───── INFORMATION ─────

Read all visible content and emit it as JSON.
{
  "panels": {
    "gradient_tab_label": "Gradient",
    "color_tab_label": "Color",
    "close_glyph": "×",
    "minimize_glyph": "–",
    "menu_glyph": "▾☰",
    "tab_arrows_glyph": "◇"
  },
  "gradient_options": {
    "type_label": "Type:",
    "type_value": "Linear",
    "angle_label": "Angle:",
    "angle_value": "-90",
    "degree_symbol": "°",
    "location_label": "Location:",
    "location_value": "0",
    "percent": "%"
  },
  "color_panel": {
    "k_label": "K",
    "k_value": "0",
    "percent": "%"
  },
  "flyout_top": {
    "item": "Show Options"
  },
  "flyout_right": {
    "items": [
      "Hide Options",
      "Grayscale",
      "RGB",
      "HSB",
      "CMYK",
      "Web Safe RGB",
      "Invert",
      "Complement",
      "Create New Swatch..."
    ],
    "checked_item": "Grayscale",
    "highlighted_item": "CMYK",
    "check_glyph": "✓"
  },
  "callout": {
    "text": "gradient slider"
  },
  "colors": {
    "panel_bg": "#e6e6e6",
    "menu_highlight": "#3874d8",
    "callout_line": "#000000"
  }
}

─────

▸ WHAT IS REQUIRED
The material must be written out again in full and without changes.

▸ ANSWER AREA
Read all visible content and emit it as JSON.
{
  "panels": {
    "gradient_tab_label": "Gradient",
    "color_tab_label": "Color",
    "close_glyph": "×",
    "minimize_glyph": "–",
    "menu_glyph": "▾☰",
    "tab_arrows_glyph": "◇"
  },
  "gradient_options": {
    "type_label": "Type:",
    "type_value": "Linear",
    "angle_label": "Angle:",
    "angle_value": "-90",
    "degree_symbol": "°",
    "location_label": "Location:",
    "location_value": "0",
    "percent": "%"
  },
  "color_panel": {
    "k_label": "K",
    "k_value": "0",
    "percent": "%"
  },
  "flyout_top": {
    "item": "Show Options"
  },
  "flyout_right": {
    "items": [
      "Hide Options",
      "Grayscale",
      "RGB",
      "HSB",
      "CMYK",
      "Web Safe RGB",
      "Invert",
      "Complement",
      "Create New Swatch..."
    ],
    "checked_item": "Grayscale",
    "highlighted_item": "CMYK",
    "check_glyph": "✓"
  },
  "callout": {
    "text": "gradient slider"
  },
  "colors": {
    "panel_bg": "#e6e6e6",
    "menu_highlight": "#3874d8",
    "callout_line": "#000000"
  }
}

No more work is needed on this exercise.